Collected data entries
|---|
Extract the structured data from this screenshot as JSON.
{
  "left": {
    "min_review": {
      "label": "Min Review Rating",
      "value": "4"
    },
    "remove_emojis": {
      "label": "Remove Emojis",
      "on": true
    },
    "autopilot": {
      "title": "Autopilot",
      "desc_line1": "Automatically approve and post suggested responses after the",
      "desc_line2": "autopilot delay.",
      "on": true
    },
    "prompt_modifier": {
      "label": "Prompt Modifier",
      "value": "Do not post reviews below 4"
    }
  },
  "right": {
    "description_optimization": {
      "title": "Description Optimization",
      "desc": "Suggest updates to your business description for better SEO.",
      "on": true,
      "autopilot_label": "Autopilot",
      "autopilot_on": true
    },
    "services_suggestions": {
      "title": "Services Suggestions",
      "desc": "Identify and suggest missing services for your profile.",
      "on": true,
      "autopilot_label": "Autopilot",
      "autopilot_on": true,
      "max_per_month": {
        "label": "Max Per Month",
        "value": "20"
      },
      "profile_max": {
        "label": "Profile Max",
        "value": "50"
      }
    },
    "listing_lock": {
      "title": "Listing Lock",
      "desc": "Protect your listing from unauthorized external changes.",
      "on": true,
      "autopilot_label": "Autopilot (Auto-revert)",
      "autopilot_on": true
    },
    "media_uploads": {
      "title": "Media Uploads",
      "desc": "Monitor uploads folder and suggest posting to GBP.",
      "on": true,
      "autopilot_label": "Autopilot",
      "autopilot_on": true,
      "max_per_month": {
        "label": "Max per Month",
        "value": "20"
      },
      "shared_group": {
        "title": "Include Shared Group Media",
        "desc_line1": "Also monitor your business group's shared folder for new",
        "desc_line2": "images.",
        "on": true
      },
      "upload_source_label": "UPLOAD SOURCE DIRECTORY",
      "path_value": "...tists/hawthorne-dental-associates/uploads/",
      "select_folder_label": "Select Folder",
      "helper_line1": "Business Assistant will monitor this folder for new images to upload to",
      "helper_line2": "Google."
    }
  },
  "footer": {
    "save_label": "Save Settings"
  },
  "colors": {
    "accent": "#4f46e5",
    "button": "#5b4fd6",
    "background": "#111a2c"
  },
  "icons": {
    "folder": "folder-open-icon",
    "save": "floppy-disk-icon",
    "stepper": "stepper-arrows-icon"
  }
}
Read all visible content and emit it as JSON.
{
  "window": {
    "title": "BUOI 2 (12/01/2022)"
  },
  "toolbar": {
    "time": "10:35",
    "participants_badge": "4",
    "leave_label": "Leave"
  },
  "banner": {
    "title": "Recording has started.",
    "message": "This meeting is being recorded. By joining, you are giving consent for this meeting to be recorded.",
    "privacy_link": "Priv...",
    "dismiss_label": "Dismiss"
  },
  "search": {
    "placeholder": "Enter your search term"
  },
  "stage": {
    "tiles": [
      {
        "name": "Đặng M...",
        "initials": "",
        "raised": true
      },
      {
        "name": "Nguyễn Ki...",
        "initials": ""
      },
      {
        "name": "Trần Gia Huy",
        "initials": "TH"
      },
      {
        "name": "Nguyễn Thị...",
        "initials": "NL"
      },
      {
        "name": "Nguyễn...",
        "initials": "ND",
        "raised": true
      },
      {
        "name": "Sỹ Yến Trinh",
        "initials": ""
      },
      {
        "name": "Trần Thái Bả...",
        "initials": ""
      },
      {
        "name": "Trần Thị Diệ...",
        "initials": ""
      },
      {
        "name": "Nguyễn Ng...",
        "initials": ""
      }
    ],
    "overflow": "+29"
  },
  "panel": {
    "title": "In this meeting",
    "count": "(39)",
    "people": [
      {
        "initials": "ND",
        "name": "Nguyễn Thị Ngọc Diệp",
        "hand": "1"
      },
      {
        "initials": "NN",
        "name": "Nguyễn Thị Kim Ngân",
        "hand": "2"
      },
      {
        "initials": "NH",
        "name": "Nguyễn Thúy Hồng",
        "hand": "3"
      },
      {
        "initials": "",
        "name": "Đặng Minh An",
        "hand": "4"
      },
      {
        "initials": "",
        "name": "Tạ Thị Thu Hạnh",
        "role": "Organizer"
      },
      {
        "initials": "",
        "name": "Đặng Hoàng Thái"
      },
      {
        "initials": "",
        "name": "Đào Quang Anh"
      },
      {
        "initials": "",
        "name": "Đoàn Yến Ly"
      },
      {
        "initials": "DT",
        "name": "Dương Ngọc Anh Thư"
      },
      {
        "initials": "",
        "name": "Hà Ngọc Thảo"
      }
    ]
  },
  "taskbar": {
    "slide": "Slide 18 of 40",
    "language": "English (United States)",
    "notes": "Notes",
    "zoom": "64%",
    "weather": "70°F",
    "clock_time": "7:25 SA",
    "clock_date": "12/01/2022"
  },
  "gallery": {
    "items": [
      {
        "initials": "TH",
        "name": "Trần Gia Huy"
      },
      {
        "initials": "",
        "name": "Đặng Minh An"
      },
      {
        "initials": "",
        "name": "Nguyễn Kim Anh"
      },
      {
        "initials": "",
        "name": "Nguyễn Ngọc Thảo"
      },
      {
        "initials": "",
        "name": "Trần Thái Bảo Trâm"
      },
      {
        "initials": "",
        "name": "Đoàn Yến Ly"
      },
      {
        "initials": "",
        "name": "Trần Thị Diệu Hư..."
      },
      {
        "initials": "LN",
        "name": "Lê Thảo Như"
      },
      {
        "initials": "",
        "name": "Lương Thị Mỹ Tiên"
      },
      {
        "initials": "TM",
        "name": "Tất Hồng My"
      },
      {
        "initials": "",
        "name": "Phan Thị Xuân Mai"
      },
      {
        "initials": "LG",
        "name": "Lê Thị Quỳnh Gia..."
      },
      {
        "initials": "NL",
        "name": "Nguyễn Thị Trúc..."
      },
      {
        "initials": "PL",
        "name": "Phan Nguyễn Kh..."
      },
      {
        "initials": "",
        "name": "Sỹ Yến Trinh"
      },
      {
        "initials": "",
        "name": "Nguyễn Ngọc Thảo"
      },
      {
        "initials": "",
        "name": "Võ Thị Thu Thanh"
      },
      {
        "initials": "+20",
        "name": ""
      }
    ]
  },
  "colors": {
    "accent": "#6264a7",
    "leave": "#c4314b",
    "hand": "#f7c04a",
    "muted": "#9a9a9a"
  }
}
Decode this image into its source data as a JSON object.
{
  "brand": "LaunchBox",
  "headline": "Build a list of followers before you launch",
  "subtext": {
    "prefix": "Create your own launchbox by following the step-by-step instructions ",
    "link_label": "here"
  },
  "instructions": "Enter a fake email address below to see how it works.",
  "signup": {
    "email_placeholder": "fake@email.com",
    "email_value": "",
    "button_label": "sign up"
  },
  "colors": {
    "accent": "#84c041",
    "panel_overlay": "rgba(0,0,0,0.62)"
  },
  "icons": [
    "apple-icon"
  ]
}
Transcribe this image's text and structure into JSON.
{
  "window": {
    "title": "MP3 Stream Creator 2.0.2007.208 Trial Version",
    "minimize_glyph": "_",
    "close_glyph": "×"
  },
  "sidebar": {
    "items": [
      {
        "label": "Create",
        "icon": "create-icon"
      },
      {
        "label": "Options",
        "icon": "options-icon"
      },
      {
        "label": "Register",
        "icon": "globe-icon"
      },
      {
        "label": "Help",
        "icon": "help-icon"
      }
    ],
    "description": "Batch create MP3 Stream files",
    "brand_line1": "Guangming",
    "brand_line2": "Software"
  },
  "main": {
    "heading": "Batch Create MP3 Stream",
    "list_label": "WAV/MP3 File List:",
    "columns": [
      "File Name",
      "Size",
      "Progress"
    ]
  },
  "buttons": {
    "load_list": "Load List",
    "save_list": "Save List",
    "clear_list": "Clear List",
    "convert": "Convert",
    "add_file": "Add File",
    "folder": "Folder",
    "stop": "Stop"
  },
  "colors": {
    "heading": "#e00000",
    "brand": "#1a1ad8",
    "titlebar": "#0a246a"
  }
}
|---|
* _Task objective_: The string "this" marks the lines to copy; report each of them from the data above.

* _The completed task_:
Extract the structured data from this screenshot as JSON.
      "helper_line1": "Business Assistant will monitor this folder for new images to upload to",
    "message": "This meeting is being recorded. By joining, you are giving consent for this meeting to be recorded.",
    "title": "In this meeting",
Decode this image into its source data as a JSON object.
Transcribe this image's text and structure into JSON.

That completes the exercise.